What you are asked to do.
Search through the entries for the word "number" and copy every line that has it.

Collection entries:
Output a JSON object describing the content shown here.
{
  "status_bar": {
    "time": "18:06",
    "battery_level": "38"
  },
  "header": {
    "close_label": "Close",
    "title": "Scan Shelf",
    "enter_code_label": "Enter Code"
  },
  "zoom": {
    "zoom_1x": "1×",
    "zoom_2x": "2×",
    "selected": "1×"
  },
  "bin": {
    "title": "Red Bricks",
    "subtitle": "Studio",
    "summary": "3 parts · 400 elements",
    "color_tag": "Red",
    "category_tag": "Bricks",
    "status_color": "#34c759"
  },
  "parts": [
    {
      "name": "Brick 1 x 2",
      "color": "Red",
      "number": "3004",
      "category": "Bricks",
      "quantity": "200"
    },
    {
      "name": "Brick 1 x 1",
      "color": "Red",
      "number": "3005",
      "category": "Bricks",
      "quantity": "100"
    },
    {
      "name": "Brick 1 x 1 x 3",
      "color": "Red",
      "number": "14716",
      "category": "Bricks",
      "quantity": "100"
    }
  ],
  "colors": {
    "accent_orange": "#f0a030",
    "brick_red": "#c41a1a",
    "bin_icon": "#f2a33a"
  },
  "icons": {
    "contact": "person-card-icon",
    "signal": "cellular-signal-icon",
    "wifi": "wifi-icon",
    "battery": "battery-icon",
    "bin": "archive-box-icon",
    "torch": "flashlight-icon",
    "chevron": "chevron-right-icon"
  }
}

Output for this task.
      "number": "3004",
      "number": "3005",
      "number": "14716",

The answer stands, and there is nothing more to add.